2. We heard that much like other places in Ontario (and Canada), the social norms in Dufferin County contribute to alcohol use and its associated harms.
“We are immersed in a drinking culture, we not only accept it but we do promote [alcohol use]”, shared Tara Leskey, FASD Action Coordinator, Dufferin Child & Family Services.
“It’s not just about an individuals’ decision in a particular circumstance to drink or not to drink. If you’re picturing a young person at a party you’re thinking about, ‘what is everyone else doing at that party, is it socially acceptable; socially promoted to be drinking alcohol at the party?’” said Dr. Matthew Tenenbaum, Associate Medical Officer of Health at Wellington-Dufferin-Guelph Public Health. “If you have a society that is less pro-alcohol you might think differently about how you consume”.
3. We heard about the stigma associated with alcohol use and addiction.
“Addiction honestly has no preference, it can affect anybody at any time”, shared Kristy Fearon, Addiction Counsellor, Family Transition Place. “You would just kind of hope that people would realize that there’s more to the story, that addictions don’t just kind of happen.”
“I wanted to share my story because there’s a huge stigma surrounding [Fetal Alcohol Spectrum Disorder], the causes and effects”, said Bobby about his experience of living with FASD, a disorder that results from exposure to alcohol during pregnancy.
4. We heard about some of the unique challenges that women face when it comes to alcohol and the damaging mommy marketing by the alcohol industry.
“The alcohol companies got very wise, they always understood that the women were the people in the household who spent the budget, so the marketing company targeted them for alcohol. There’s the mommy wine culture- you can go online and purchase a flask that is disguised in a diaper bag…. that is catastrophic…it’s a lack of self care, it’s a lack of understanding and we’re being conditioned to accept it”.
5. Finally, we heard that alcohol costs the community and often has devastating impacts.

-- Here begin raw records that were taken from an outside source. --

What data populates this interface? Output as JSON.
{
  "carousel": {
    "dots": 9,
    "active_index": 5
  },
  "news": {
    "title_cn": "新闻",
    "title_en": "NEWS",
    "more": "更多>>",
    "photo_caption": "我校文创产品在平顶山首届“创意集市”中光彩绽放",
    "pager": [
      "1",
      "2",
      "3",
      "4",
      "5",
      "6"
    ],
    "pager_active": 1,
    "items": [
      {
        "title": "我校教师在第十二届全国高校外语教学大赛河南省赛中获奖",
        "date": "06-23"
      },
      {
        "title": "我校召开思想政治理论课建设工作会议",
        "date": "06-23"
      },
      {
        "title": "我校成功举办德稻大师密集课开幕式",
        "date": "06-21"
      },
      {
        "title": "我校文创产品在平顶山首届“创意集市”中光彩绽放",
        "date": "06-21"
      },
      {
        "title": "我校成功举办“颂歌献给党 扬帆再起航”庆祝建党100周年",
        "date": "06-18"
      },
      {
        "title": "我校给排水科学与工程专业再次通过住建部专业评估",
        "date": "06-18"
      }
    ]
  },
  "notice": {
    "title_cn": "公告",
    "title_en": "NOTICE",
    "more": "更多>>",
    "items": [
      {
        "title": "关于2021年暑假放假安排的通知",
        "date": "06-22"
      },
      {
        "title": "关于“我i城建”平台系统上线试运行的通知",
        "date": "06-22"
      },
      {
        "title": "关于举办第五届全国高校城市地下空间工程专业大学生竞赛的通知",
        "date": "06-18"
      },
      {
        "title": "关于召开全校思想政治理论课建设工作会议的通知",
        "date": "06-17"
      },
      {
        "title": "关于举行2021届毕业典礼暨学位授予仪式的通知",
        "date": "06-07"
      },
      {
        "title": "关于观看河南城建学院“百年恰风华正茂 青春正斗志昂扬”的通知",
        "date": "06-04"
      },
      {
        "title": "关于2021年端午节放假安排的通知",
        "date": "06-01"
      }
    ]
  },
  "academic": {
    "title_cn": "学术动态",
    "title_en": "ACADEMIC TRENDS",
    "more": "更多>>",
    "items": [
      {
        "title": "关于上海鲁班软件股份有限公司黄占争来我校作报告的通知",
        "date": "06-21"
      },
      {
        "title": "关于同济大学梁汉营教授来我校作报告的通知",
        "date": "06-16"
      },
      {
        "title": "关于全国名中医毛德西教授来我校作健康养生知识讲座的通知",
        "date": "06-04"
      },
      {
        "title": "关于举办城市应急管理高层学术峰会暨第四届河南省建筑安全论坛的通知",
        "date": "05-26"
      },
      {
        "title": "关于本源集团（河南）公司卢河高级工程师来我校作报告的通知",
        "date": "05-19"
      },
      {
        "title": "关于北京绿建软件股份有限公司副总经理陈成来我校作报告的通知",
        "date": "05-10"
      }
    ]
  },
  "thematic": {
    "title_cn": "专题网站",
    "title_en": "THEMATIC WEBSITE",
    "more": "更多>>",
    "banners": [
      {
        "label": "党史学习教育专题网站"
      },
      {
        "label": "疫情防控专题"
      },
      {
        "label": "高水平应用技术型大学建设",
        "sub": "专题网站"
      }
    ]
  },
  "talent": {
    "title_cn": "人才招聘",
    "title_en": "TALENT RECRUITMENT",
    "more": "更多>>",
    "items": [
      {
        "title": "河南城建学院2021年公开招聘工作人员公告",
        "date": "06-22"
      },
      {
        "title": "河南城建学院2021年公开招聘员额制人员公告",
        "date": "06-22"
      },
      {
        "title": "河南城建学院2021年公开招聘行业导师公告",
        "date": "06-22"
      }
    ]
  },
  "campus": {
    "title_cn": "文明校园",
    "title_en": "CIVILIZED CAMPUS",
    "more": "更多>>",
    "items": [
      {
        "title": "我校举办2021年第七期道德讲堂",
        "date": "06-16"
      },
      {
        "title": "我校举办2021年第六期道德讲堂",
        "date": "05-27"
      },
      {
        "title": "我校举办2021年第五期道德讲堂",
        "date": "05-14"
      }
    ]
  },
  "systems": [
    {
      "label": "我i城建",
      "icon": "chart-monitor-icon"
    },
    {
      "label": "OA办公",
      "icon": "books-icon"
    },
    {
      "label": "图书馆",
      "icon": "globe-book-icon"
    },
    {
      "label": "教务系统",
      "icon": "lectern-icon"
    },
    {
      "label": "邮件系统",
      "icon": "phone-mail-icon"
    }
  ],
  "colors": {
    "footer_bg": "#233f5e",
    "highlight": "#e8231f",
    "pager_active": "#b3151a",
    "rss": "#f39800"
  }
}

“The consequences [of alcohol use] can range from a nasty hangover to death”, shared Simeon Ouellette, Paramedic, Dufferin County EMS. “We’ve got families in our community that have had their lives ripped apart because of somebody’s bad decision to get behind the wheel, or to get into an altercation”.
“Every police officers worst nightmare when they have to knock on somebody’s door at a late hour of the night or early hour of the morning to break the news that a tragedy has happened, and it’s been alcohol related and it’s 100% preventable”, said Constable Scott Davis, Orangeville Police.